WORK REQUEST:
Each of the entries below should be written out exactly as it reads.
┄┄┄┄┄┄
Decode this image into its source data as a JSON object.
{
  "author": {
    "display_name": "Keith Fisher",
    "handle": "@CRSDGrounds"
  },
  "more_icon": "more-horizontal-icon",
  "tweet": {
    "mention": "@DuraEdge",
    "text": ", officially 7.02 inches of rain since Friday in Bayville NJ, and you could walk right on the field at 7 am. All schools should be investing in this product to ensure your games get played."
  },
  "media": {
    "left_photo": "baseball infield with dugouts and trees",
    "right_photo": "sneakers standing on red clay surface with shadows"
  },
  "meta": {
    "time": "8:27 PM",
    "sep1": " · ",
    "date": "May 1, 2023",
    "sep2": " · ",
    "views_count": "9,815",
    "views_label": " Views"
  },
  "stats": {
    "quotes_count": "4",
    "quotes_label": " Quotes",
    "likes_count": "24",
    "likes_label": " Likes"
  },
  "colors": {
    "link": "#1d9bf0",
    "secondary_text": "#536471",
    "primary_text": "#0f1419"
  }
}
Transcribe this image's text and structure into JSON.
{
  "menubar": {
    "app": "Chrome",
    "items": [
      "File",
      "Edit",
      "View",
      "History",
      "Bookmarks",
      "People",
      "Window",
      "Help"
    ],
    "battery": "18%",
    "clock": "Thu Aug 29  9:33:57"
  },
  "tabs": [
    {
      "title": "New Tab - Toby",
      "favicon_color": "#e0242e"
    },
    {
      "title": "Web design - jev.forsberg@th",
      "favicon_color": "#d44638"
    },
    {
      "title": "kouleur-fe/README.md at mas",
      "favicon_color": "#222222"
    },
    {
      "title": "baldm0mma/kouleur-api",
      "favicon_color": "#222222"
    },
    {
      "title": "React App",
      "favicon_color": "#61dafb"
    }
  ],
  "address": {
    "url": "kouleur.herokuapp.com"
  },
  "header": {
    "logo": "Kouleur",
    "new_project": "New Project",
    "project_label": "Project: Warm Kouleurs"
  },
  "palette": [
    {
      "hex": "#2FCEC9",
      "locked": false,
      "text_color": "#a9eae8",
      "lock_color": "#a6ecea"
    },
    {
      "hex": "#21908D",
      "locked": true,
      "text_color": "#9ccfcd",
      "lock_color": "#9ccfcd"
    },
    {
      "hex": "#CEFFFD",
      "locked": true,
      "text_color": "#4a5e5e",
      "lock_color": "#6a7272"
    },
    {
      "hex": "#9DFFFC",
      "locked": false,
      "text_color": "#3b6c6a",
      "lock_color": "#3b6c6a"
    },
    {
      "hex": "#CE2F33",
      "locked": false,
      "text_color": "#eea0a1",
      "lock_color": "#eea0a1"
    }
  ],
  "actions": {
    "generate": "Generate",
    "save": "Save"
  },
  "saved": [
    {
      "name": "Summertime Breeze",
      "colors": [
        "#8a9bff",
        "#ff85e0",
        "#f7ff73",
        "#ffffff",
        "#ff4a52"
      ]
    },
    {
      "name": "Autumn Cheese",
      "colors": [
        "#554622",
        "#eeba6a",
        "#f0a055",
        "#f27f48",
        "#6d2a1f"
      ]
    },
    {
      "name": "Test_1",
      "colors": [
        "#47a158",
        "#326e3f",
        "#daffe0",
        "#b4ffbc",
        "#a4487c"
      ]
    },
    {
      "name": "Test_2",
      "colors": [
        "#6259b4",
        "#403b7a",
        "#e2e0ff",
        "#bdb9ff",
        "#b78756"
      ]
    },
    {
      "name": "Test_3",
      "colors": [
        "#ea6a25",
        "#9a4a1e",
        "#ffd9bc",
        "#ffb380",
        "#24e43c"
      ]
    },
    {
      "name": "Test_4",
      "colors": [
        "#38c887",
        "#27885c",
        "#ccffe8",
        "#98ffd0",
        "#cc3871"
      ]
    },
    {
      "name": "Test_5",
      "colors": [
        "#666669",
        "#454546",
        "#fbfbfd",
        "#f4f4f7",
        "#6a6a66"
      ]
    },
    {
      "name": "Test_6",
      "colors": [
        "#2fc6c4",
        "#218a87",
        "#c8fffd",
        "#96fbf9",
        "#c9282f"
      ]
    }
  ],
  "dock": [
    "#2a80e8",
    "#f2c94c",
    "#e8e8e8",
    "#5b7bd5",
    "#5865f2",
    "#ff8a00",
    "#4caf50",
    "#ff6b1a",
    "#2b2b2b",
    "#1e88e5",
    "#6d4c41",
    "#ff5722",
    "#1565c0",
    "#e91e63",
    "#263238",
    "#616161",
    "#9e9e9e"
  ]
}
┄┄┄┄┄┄
SOLUTION FOR THIS PROBLEM:
Decode this image into its source data as a JSON object.
{
  "author": {
    "display_name": "Keith Fisher",
    "handle": "@CRSDGrounds"
  },
  "more_icon": "more-horizontal-icon",
  "tweet": {
    "mention": "@DuraEdge",
    "text": ", officially 7.02 inches of rain since Friday in Bayville NJ, and you could walk right on the field at 7 am. All schools should be investing in this product to ensure your games get played."
  },
  "media": {
    "left_photo": "baseball infield with dugouts and trees",
    "right_photo": "sneakers standing on red clay surface with shadows"
  },
  "meta": {
    "time": "8:27 PM",
    "sep1": " · ",
    "date": "May 1, 2023",
    "sep2": " · ",
    "views_count": "9,815",
    "views_label": " Views"
  },
  "stats": {
    "quotes_count": "4",
    "quotes_label": " Quotes",
    "likes_count": "24",
    "likes_label": " Likes"
  },
  "colors": {
    "link": "#1d9bf0",
    "secondary_text": "#536471",
    "primary_text": "#0f1419"
  }
}
Transcribe this image's text and structure into JSON.
{
  "menubar": {
    "app": "Chrome",
    "items": [
      "File",
      "Edit",
      "View",
      "History",
      "Bookmarks",
      "People",
      "Window",
      "Help"
    ],
    "battery": "18%",
    "clock": "Thu Aug 29  9:33:57"
  },
  "tabs": [
    {
      "title": "New Tab - Toby",
      "favicon_color": "#e0242e"
    },
    {
      "title": "Web design - jev.forsberg@th",
      "favicon_color": "#d44638"
    },
    {
      "title": "kouleur-fe/README.md at mas",
      "favicon_color": "#222222"
    },
    {
      "title": "baldm0mma/kouleur-api",
      "favicon_color": "#222222"
    },
    {
      "title": "React App",
      "favicon_color": "#61dafb"
    }
  ],
  "address": {
    "url": "kouleur.herokuapp.com"
  },
  "header": {
    "logo": "Kouleur",
    "new_project": "New Project",
    "project_label": "Project: Warm Kouleurs"
  },
  "palette": [
    {
      "hex": "#2FCEC9",
      "locked": false,
      "text_color": "#a9eae8",
      "lock_color": "#a6ecea"
    },
    {
      "hex": "#21908D",
      "locked": true,
      "text_color": "#9ccfcd",
      "lock_color": "#9ccfcd"
    },
    {
      "hex": "#CEFFFD",
      "locked": true,
      "text_color": "#4a5e5e",
      "lock_color": "#6a7272"
    },
    {
      "hex": "#9DFFFC",
      "locked": false,
      "text_color": "#3b6c6a",
      "lock_color": "#3b6c6a"
    },
    {
      "hex": "#CE2F33",
      "locked": false,
      "text_color": "#eea0a1",
      "lock_color": "#eea0a1"
    }
  ],
  "actions": {
    "generate": "Generate",
    "save": "Save"
  },
  "saved": [
    {
      "name": "Summertime Breeze",
      "colors": [
        "#8a9bff",
        "#ff85e0",
        "#f7ff73",
        "#ffffff",
        "#ff4a52"
      ]
    },
    {
      "name": "Autumn Cheese",
      "colors": [
        "#554622",
        "#eeba6a",
        "#f0a055",
        "#f27f48",
        "#6d2a1f"
      ]
    },
    {
      "name": "Test_1",
      "colors": [
        "#47a158",
        "#326e3f",
        "#daffe0",
        "#b4ffbc",
        "#a4487c"
      ]
    },
    {
      "name": "Test_2",
      "colors": [
        "#6259b4",
        "#403b7a",
        "#e2e0ff",
        "#bdb9ff",
        "#b78756"
      ]
    },
    {
      "name": "Test_3",
      "colors": [
        "#ea6a25",
        "#9a4a1e",
        "#ffd9bc",
        "#ffb380",
        "#24e43c"
      ]
    },
    {
      "name": "Test_4",
      "colors": [
        "#38c887",
        "#27885c",
        "#ccffe8",
        "#98ffd0",
        "#cc3871"
      ]
    },
    {
      "name": "Test_5",
      "colors": [
        "#666669",
        "#454546",
        "#fbfbfd",
        "#f4f4f7",
        "#6a6a66"
      ]
    },
    {
      "name": "Test_6",
      "colors": [
        "#2fc6c4",
        "#218a87",
        "#c8fffd",
        "#96fbf9",
        "#c9282f"
      ]
    }
  ],
  "dock": [
    "#2a80e8",
    "#f2c94c",
    "#e8e8e8",
    "#5b7bd5",
    "#5865f2",
    "#ff8a00",
    "#4caf50",
    "#ff6b1a",
    "#2b2b2b",
    "#1e88e5",
    "#6d4c41",
    "#ff5722",
    "#1565c0",
    "#e91e63",
    "#263238",
    "#616161",
    "#9e9e9e"
  ]
}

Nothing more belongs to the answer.